■ **Work request**: Copy out each line of the data that includes the string "JSON".

■ **Extracted data**:
..........

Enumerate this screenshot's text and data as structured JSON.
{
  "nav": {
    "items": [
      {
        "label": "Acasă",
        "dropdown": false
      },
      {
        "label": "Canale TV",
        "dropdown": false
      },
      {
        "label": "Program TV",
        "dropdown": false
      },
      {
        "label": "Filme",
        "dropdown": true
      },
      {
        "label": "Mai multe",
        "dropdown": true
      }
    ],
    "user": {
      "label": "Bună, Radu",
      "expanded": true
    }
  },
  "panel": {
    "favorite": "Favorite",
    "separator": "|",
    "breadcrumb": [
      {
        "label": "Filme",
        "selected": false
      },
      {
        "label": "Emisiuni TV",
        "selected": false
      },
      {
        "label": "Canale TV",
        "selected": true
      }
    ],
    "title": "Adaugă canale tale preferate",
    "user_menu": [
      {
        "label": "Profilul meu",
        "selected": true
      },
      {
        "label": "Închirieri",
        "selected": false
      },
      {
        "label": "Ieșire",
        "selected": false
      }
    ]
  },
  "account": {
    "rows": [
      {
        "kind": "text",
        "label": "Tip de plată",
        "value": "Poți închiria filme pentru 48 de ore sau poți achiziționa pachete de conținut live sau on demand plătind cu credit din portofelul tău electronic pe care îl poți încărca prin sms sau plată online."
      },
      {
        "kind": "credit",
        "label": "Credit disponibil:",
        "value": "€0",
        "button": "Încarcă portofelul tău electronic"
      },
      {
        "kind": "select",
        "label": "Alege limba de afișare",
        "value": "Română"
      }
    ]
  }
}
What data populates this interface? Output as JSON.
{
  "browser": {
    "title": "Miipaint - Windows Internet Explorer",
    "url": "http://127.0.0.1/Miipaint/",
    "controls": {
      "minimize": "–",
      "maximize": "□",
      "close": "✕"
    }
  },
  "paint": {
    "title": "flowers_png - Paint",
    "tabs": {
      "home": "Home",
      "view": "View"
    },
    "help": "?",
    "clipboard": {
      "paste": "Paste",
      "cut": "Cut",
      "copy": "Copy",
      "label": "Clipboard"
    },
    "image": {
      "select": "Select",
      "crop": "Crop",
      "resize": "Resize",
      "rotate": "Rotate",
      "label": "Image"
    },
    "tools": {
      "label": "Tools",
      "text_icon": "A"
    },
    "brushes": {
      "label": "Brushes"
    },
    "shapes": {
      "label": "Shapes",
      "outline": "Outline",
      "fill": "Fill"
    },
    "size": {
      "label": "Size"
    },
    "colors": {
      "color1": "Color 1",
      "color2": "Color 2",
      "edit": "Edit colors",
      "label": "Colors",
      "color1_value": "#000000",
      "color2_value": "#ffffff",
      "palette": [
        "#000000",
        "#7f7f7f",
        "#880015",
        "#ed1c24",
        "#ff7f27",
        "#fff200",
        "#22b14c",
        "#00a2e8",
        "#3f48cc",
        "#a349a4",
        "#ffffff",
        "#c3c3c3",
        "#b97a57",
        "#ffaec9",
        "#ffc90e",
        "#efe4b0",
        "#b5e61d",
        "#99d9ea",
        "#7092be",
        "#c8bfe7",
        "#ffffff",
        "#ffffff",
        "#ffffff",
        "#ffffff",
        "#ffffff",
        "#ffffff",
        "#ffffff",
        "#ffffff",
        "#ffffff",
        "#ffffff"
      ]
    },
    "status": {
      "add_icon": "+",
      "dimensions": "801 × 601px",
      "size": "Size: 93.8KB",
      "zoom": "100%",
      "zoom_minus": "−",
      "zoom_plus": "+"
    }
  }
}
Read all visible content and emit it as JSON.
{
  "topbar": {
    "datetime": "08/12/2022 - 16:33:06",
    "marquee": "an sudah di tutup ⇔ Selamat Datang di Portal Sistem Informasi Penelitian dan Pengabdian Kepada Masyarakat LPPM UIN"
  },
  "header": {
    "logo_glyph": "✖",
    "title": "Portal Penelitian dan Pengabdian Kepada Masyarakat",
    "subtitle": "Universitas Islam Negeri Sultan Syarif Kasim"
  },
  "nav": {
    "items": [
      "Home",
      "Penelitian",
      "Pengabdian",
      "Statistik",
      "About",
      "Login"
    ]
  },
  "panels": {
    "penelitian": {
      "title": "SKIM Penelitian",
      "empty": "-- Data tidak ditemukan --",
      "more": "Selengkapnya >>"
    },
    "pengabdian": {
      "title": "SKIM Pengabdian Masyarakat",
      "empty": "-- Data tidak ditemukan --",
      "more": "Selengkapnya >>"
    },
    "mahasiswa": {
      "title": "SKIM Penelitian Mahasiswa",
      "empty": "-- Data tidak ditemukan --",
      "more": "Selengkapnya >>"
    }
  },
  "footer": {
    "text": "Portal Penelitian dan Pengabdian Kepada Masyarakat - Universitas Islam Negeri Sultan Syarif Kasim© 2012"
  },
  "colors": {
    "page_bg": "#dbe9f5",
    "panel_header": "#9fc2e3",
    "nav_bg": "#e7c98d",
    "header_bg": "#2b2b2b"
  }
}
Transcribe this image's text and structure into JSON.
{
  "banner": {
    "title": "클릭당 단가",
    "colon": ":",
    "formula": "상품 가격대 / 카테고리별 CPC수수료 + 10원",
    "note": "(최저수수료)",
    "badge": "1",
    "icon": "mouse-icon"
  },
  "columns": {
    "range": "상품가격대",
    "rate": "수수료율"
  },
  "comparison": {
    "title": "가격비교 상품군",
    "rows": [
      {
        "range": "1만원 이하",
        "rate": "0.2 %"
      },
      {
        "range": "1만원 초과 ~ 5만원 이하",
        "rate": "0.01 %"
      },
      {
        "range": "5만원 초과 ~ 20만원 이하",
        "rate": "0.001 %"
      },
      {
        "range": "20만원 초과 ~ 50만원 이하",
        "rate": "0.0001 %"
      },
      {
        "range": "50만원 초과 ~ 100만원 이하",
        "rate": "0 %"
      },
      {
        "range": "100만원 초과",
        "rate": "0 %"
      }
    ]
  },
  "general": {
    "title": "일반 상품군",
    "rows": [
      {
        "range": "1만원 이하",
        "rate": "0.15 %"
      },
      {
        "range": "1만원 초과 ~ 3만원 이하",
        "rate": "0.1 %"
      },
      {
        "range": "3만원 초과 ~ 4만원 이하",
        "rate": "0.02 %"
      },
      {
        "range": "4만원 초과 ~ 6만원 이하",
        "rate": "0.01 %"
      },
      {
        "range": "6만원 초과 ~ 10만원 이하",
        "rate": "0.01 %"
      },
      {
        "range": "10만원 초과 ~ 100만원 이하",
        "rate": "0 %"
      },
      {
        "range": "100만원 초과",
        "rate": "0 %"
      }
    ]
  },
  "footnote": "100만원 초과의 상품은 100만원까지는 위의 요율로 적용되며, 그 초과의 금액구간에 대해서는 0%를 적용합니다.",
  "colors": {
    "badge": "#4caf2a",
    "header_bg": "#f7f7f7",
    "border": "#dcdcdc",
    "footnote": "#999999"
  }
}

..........

■ **Answer to this task**:
Enumerate this screenshot's text and data as structured JSON.
What data populates this interface? Output as JSON.
Read all visible content and emit it as JSON.
Transcribe this image's text and structure into JSON.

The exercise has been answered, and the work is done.